Joobin Bekhrad’s moving tribute to Yaşar Kemal in Reorient magazine perfectly encapsulates the legacy the novelist left not only within Turkey’s literary history, but for storytelling in general. Bekhrad lovingly calls Kemal, who passed away last month, a ‘hero’. Writing the piece in his Toronto apartment, Bekhrad is surrounded by Kemal’s books, each one, he tells us, corresponding to a particular episode in his life. Kemal was such an influence on Bekhrad that the younger writer takes cues from him, and not only in matters of writing and reading, but also in ‘dreaming and loving’.
‘When I read the first lines of Memed, My Hawk, the first thing that struck me was not only the beauty of Kemal’s descriptions, but also the lyrical air of his writing. From cover to cover, it read like poetry,’ Bekhrad begins, before taking readers on a journey through some of Kemal’s best-known texts and what makes them so good – the rich characters, the detailed descriptions (for Bekhrad, ‘they were the very essence of Kemal’s writing, the raison d’être of his books’), the ‘honeyed prose’ and his unrivalled writing style. ‘Never was there an unnecessary sentence, nor was a word ever heedlessly tossed into his cauldron. Passages were terse where they needed to be, and drawn out as necessary. True, Kemal often sent me running to my dictionary; but it was never to look up some obfuscating, obsolete term that only wriggled its way into academic exegeses.’
Perhaps what is most riveting about Bekhrad’s tribute is the heed he pays to how Kemal described his birthplace, Çukurova, ‘a sultry, bewitching land brimming with Turks, Kurds, Armenians, Circassians, and other neighbouring peoples, who, although found themselves as part of a progressive and “modern” Turkish Republic in 1923…still very much belonged to the past.’
It was precisely because Turkey’s greatest novelist practiced the golden rule of writing – write what you know – that the Çukurova on his pages came alive in readers’ imaginations. ‘Kemal described the plight of villagers as they picked bolls of cotton under the beating sun, and how they’d later drink raki and dance the halay; the lay of lovers within thickets of grass, far from watching eyes; the passion and fear of thrusting a rusty blade through the back of a cruel muhtar, and the cry of a minstrel recounting heroic exploits with a saz’. So detailed, so vivid, so authentic was his narrative, ‘Kemal simply couldn’t make it up,’ writes Bekhrad.
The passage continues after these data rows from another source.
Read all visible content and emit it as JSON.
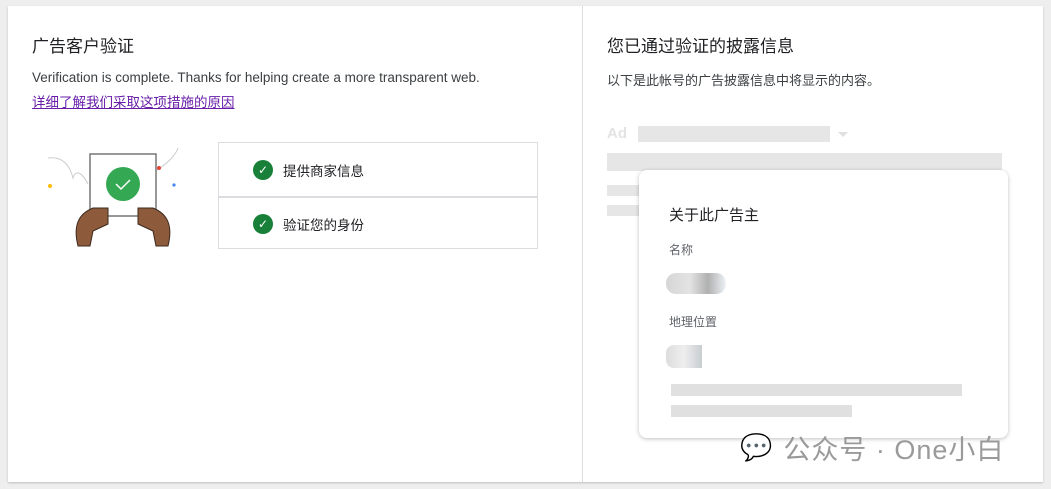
{
  "left": {
    "title": "广告客户验证",
    "message": "Verification is complete. Thanks for helping create a more transparent web.",
    "learn_more_link": "详细了解我们采取这项措施的原因",
    "steps": [
      {
        "label": "提供商家信息",
        "status": "complete"
      },
      {
        "label": "验证您的身份",
        "status": "complete"
      }
    ]
  },
  "right": {
    "title": "您已通过验证的披露信息",
    "subtitle": "以下是此帐号的广告披露信息中将显示的内容。",
    "ad_label": "Ad",
    "popup": {
      "title": "关于此广告主",
      "name_label": "名称",
      "location_label": "地理位置"
    }
  },
  "watermark": "公众号 · One小白",
  "colors": {
    "check_green": "#188038",
    "link": "#681da8"
  }
}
Bekhrad ends his eulogy by highlighting Kemal’s importance as a storyteller and why he is firmly cemented in literature as one of the greats. ‘No authors today speak to me as he did... They write stories, but aren’t storytellers. They win prizes, but don’t move me. I’ve always looked up to giants like Kemal, for whom the “destination” was never the issue at hand; the feelings were, the emotions, the ambience, the experience… Yashar Kemal reminded me of the beauty – and importance – of language and storytelling, and of the significance of authenticity.’
Click here to read the full article.
Yaşar Kemal’s ‘The Undying Grass’ is now available from the Cornucopia store. In Cornucopia 15, Maureen Freely reviews his 1997 novel, ‘Salman the solitary’. And in the upcoming Cornucopia 52, we have more on this unparalleled Turkish treasure.
Main image shows Yaşar Kemal in the cotton-growing Çukurova plain. Courtesy of Reorient magazine.